The word "subtitle" marks the lines to find; copy every such line from the data below.

Records contained in a dataset
++++++
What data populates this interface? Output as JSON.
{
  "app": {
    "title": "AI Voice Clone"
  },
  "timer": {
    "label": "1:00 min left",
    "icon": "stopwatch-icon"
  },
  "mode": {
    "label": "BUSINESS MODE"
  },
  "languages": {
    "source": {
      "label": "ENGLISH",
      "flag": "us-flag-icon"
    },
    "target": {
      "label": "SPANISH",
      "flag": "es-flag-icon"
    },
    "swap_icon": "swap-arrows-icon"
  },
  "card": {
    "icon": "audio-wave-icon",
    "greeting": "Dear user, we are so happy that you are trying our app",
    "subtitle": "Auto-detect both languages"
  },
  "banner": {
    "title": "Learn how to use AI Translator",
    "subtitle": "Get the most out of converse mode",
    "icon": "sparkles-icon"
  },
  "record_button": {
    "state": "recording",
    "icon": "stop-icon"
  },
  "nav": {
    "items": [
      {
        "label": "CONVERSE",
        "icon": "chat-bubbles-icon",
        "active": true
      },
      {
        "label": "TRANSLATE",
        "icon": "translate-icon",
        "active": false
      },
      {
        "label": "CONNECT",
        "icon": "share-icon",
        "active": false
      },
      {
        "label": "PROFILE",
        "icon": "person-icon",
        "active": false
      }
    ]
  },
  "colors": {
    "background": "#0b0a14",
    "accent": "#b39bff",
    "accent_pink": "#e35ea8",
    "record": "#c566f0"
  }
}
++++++
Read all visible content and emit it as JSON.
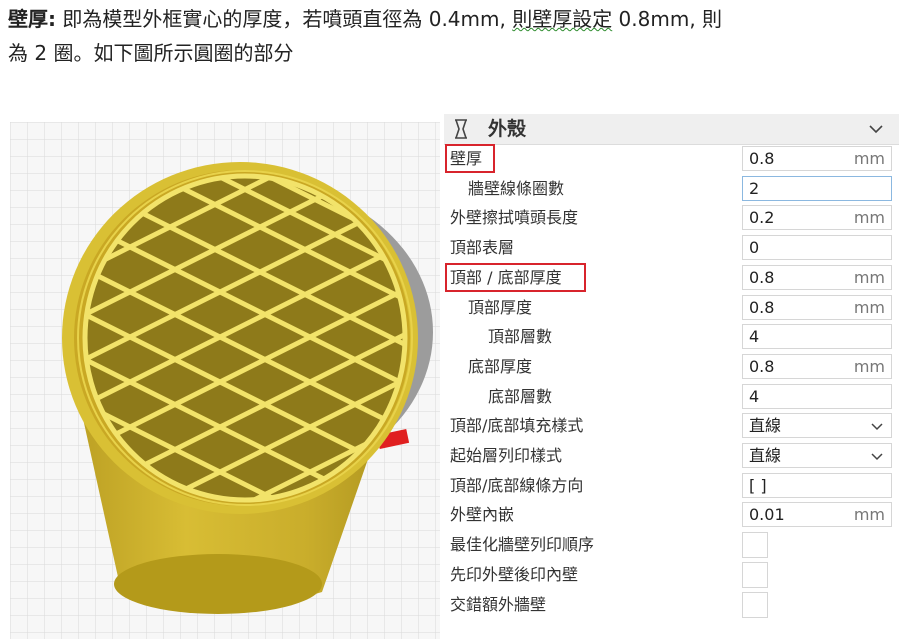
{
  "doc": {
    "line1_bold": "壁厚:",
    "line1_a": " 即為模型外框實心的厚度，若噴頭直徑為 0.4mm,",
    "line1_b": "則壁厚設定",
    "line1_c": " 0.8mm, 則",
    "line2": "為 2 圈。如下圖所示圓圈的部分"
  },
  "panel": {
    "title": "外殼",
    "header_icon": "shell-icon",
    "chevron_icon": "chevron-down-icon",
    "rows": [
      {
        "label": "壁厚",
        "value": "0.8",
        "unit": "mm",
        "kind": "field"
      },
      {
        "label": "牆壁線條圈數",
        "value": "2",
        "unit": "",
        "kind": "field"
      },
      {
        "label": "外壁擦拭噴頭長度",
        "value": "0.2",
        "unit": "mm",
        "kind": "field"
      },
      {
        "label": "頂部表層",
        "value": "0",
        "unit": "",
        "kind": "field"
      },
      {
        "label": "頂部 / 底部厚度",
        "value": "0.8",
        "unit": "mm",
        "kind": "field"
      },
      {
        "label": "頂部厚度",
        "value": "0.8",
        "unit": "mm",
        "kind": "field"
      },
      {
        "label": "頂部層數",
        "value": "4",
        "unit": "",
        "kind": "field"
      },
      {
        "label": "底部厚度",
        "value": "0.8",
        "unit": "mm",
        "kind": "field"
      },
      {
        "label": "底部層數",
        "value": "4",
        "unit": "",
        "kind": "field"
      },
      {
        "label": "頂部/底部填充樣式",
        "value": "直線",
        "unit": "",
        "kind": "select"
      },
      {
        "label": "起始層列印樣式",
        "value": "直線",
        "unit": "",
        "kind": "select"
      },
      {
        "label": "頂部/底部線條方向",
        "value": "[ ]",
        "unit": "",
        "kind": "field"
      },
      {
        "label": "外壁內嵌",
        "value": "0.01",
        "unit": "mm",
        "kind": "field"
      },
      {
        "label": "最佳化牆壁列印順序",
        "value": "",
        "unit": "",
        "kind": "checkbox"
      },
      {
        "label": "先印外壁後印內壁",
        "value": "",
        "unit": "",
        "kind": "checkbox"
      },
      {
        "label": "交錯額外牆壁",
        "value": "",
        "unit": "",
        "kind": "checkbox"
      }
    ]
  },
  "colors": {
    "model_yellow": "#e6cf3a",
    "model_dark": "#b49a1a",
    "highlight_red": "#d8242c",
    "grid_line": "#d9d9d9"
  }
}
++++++
Output of the exercise
    "subtitle": "Auto-detect both languages"
    "subtitle": "Get the most out of converse mode",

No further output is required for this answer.